He said the police can’t probe this matter any further. 

“There was no case to investigate, and there is no way police can go ahead to investigate the matter because the person who would have given us information or helped in the investigations is dead.”
He added: “Let the healing wound heal for good. The family members are now forgetting but you now want to fix this thing back on them. This makes it disturbing for the family, let us save their peace.” 
In August 2022, another UPDF officer, Capt Claver Bagabe, who was the OWC coordinator in charge of Bufumbira South Constituency in Kisoro District, reportedly committed suicide.

OWC/army speaks out
During a telephone interview, Brig Bosco Omure, the OWC regional coordinator for Lango, could not deny or admit whether the death of Olaka resulted from work-related grudges. 
“I don’t think publishing it on media will help. It will just spoil things, office matters are not to be published in media and they cannot be discussed on the radio. If they want to get the answers let them go to OWC headquarters and/or to the police. Will publishing it on media help anything?” Brig Omure said.   
Capt W.K. Agaba, the OWC spokesperson, told this newspaper that investigations into the matter were still progressing. 
I don’t want to preempt or speculate what has so far been realised of that issue but the good thing is that the issue is still under investigation, so I am calling for patience, I am sure the investigations will be finished and a report will be made,” Capt Agaba said. 

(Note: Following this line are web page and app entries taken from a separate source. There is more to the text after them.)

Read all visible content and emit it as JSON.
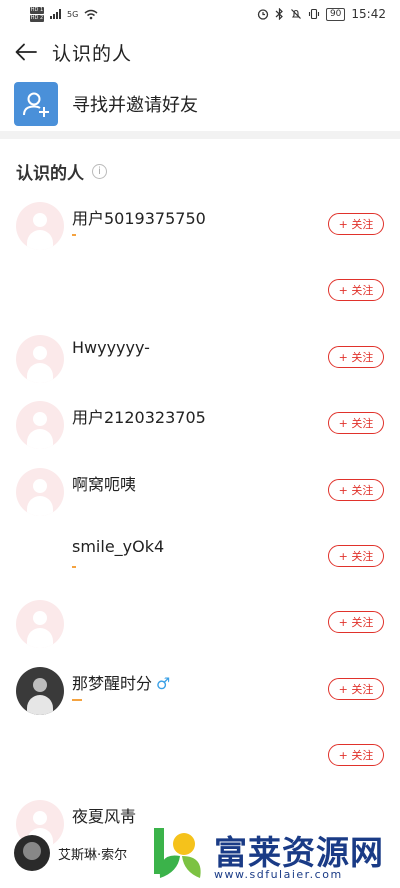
{
  "status_bar": {
    "sim1": "HD 1",
    "sim2": "HD 2",
    "network": "5G",
    "battery": "90",
    "time": "15:42"
  },
  "header": {
    "title": "认识的人",
    "back_icon": "arrow-left-icon"
  },
  "invite": {
    "label": "寻找并邀请好友",
    "icon": "add-person-icon",
    "icon_bg": "#4a90d9"
  },
  "section": {
    "title": "认识的人",
    "info_glyph": "i"
  },
  "follow_label": "+ 关注",
  "accent": "#e0322b",
  "people": [
    {
      "name": "用户5019375750"
    },
    {
      "name": ""
    },
    {
      "name": "Hwyyyyy-"
    },
    {
      "name": "用户2120323705"
    },
    {
      "name": "啊窝呃咦"
    },
    {
      "name": "smile_yOk4"
    },
    {
      "name": ""
    },
    {
      "name": "那梦醒时分",
      "gender": "♂"
    },
    {
      "name": ""
    },
    {
      "name": "夜夏风靑"
    }
  ],
  "bottom_user": {
    "name": "艾斯琳·索尔"
  },
  "watermark": {
    "text": "富莱资源网",
    "url": "www.sdfulaier.com"
  }
}
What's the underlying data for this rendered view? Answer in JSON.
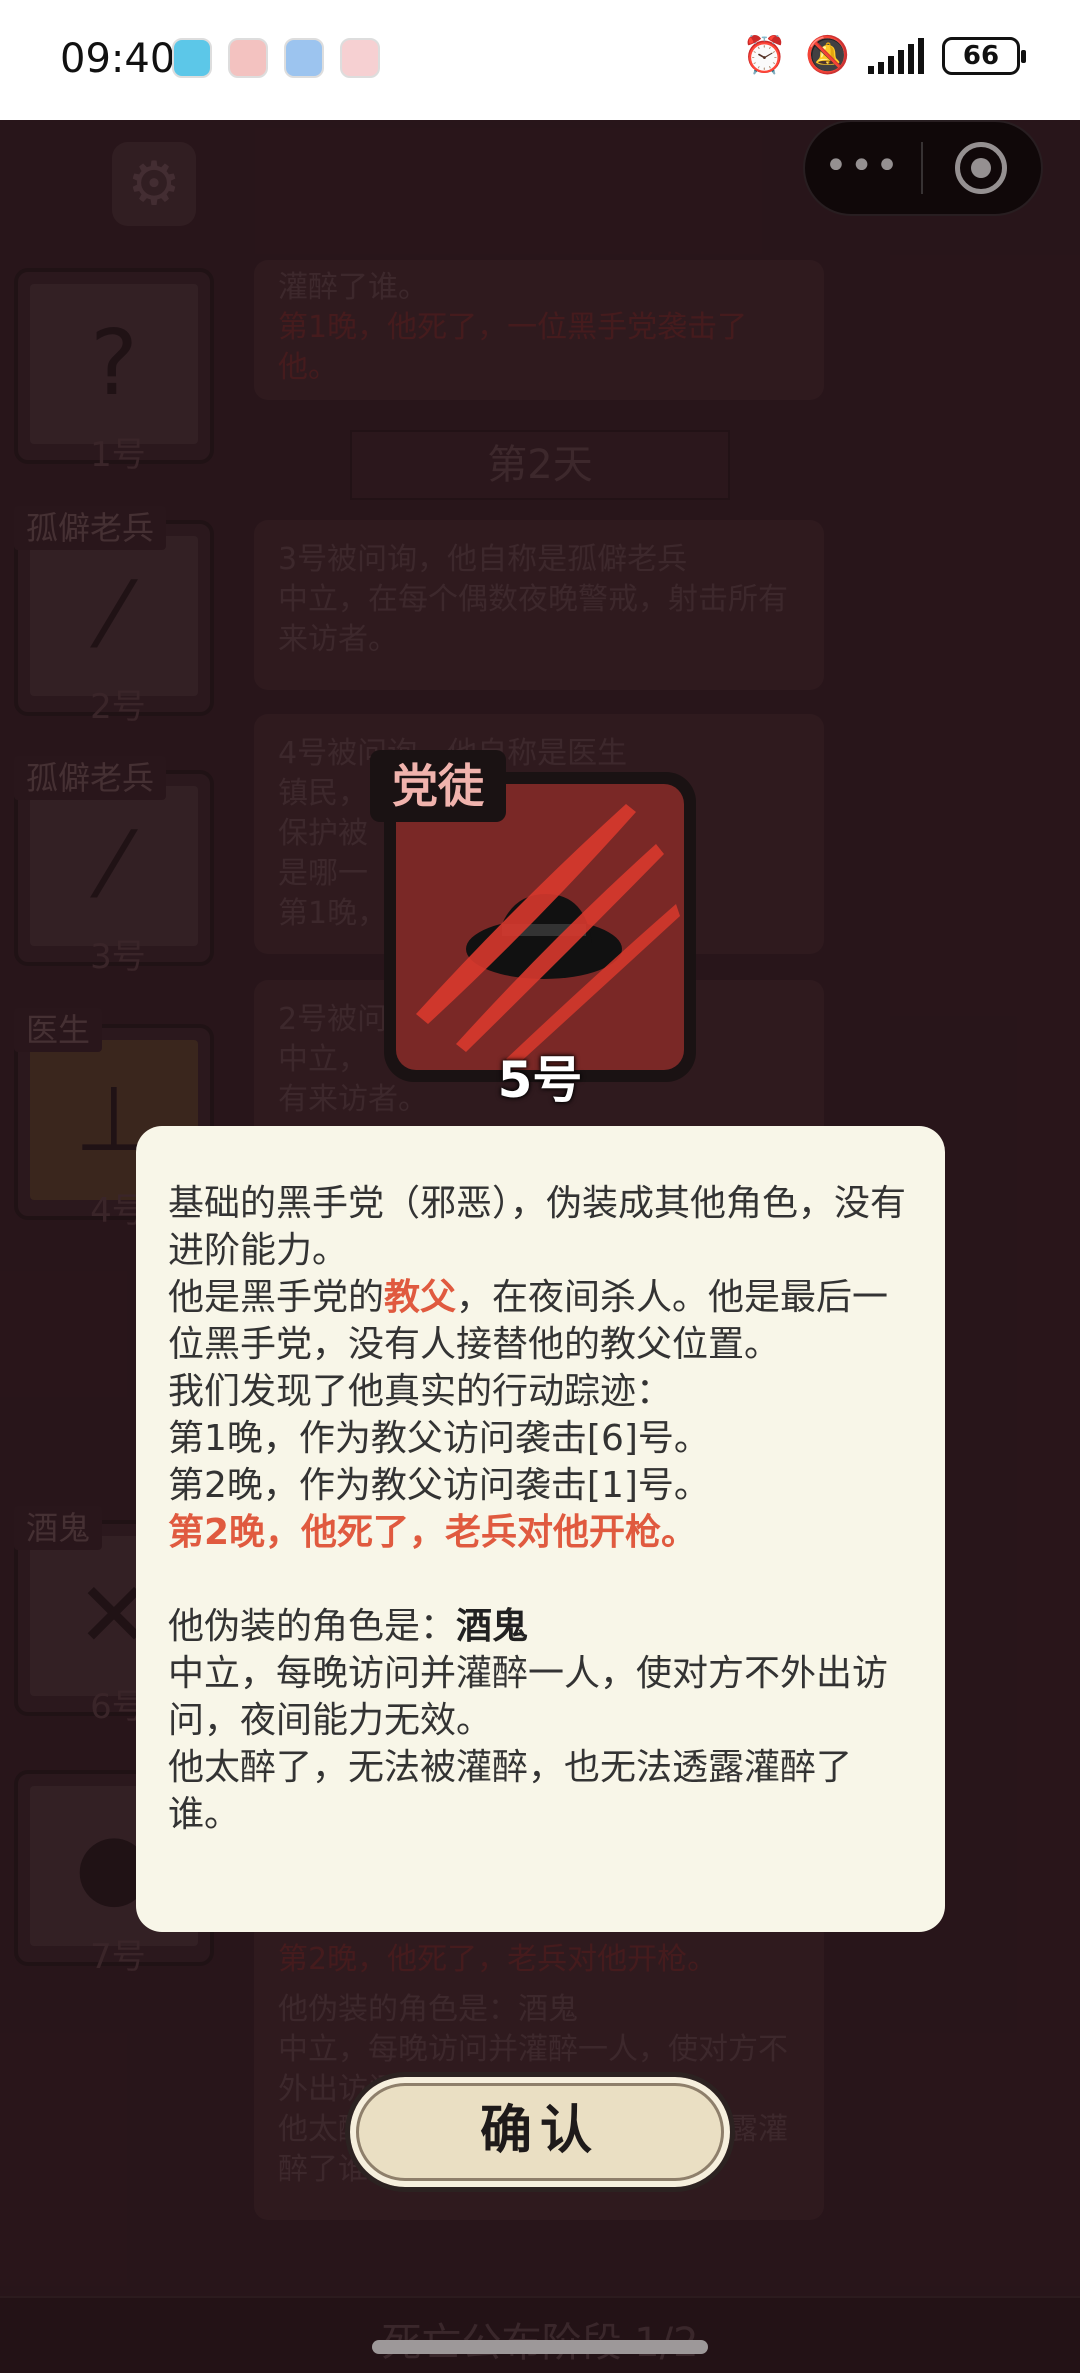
{
  "status_bar": {
    "time": "09:40",
    "battery": "66",
    "icons": [
      "alarm-icon",
      "mute-icon",
      "signal-icon",
      "battery-icon"
    ]
  },
  "game": {
    "settings_icon": "gear-icon",
    "capsule": {
      "more": "•••",
      "close_icon": "target-icon"
    },
    "players": [
      {
        "num": "1号",
        "role": ""
      },
      {
        "num": "2号",
        "role": "孤僻老兵"
      },
      {
        "num": "3号",
        "role": "孤僻老兵"
      },
      {
        "num": "4号",
        "role": "医生"
      },
      {
        "num": "6号",
        "role": "酒鬼"
      },
      {
        "num": "7号",
        "role": ""
      }
    ],
    "logs": {
      "top_line": "灌醉了谁。",
      "top_red": "第1晚，他死了，一位黑手党袭击了他。",
      "day2": "第2天",
      "log2": "3号被问询，他自称是孤僻老兵\n中立，在每个偶数夜晚警戒，射击所有来访者。",
      "log3": "4号被问询，他自称是医生\n镇民，\n保护被\n是哪一\n第1晚，",
      "log4": "2号被问询\n中立，\n有来访者。",
      "log5_red": "第2晚，他死了，老兵对他开枪。",
      "log5": "他伪装的角色是：酒鬼\n中立，每晚访问并灌醉一人，使对方不外出访问，夜间能力无效。\n他太醉了，无法被灌醉，也无法透露灌醉了谁。"
    },
    "bottom_bar": "死亡公布阶段 1/2"
  },
  "reveal": {
    "role_name": "党徒",
    "player_num": "5号",
    "card_colors": {
      "bg": "#7a2826",
      "claw": "#d8382d"
    }
  },
  "dialog": {
    "line1": "基础的黑手党（邪恶），伪装成其他角色，没有进阶能力。",
    "line2_pre": "他是黑手党的",
    "line2_hl": "教父",
    "line2_post": "，在夜间杀人。他是最后一位黑手党，没有人接替他的教父位置。",
    "line3": "我们发现了他真实的行动踪迹：",
    "line4": "第1晚，作为教父访问袭击[6]号。",
    "line5": "第2晚，作为教父访问袭击[1]号。",
    "line6": "第2晚，他死了，老兵对他开枪。",
    "line7_pre": "他伪装的角色是：",
    "line7_role": "酒鬼",
    "line8": "中立，每晚访问并灌醉一人，使对方不外出访问，夜间能力无效。",
    "line9": "他太醉了，无法被灌醉，也无法透露灌醉了谁。"
  },
  "confirm_label": "确认"
}
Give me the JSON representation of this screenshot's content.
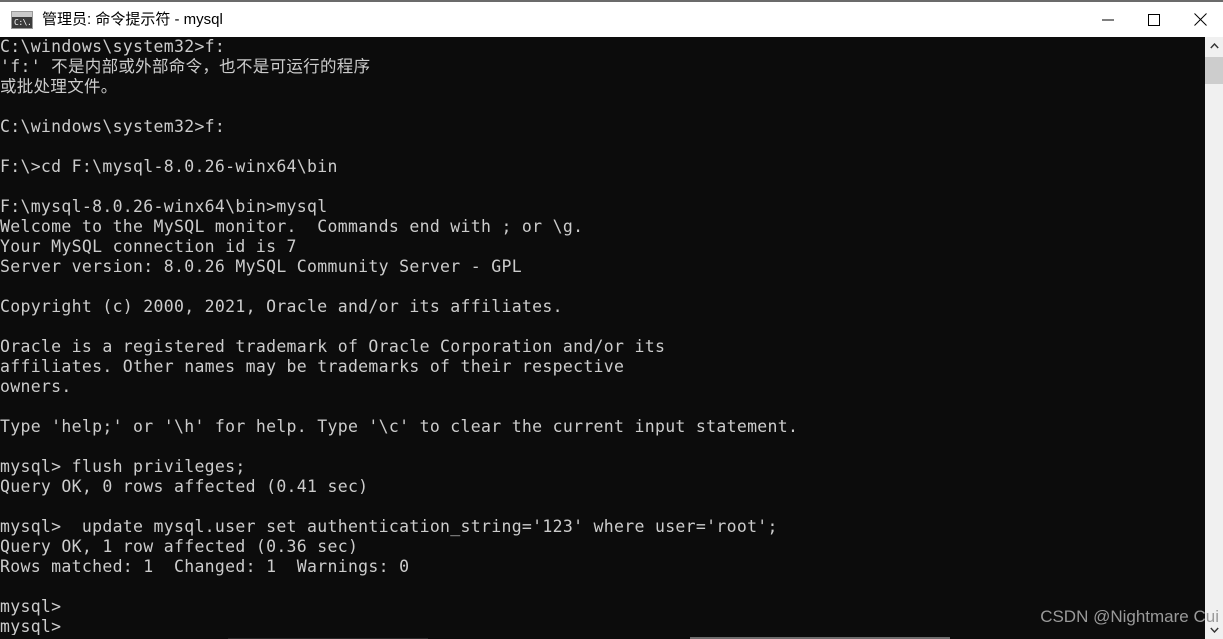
{
  "window": {
    "title": "管理员: 命令提示符 - mysql",
    "icon": "cmd-console-icon",
    "icon_glyph": "C:\\.",
    "background_color": "#0c0c0c",
    "text_color": "#cccccc",
    "titlebar_color": "#ffffff"
  },
  "titlebar_buttons": {
    "minimize": "minimize-icon",
    "maximize": "maximize-icon",
    "close": "close-icon"
  },
  "console": {
    "lines": [
      "C:\\windows\\system32>f:",
      "'f:' 不是内部或外部命令，也不是可运行的程序",
      "或批处理文件。",
      "",
      "C:\\windows\\system32>f:",
      "",
      "F:\\>cd F:\\mysql-8.0.26-winx64\\bin",
      "",
      "F:\\mysql-8.0.26-winx64\\bin>mysql",
      "Welcome to the MySQL monitor.  Commands end with ; or \\g.",
      "Your MySQL connection id is 7",
      "Server version: 8.0.26 MySQL Community Server - GPL",
      "",
      "Copyright (c) 2000, 2021, Oracle and/or its affiliates.",
      "",
      "Oracle is a registered trademark of Oracle Corporation and/or its",
      "affiliates. Other names may be trademarks of their respective",
      "owners.",
      "",
      "Type 'help;' or '\\h' for help. Type '\\c' to clear the current input statement.",
      "",
      "mysql> flush privileges;",
      "Query OK, 0 rows affected (0.41 sec)",
      "",
      "mysql>  update mysql.user set authentication_string='123' where user='root';",
      "Query OK, 1 row affected (0.36 sec)",
      "Rows matched: 1  Changed: 1  Warnings: 0",
      "",
      "mysql>",
      "mysql>"
    ]
  },
  "scrollbar": {
    "up_arrow": "chevron-up-icon",
    "down_arrow": "chevron-down-icon",
    "thumb": "scrollbar-thumb"
  },
  "watermark": {
    "text": "CSDN @Nightmare Cui",
    "color": "#9a9a9a"
  }
}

According to him, the findings will guide the army on the next course of action, “so, I appeal to the family and relatives of the deceased officer to be patient, and we assure them that justice will be served to Capt Olaka,” Mr Agaba said.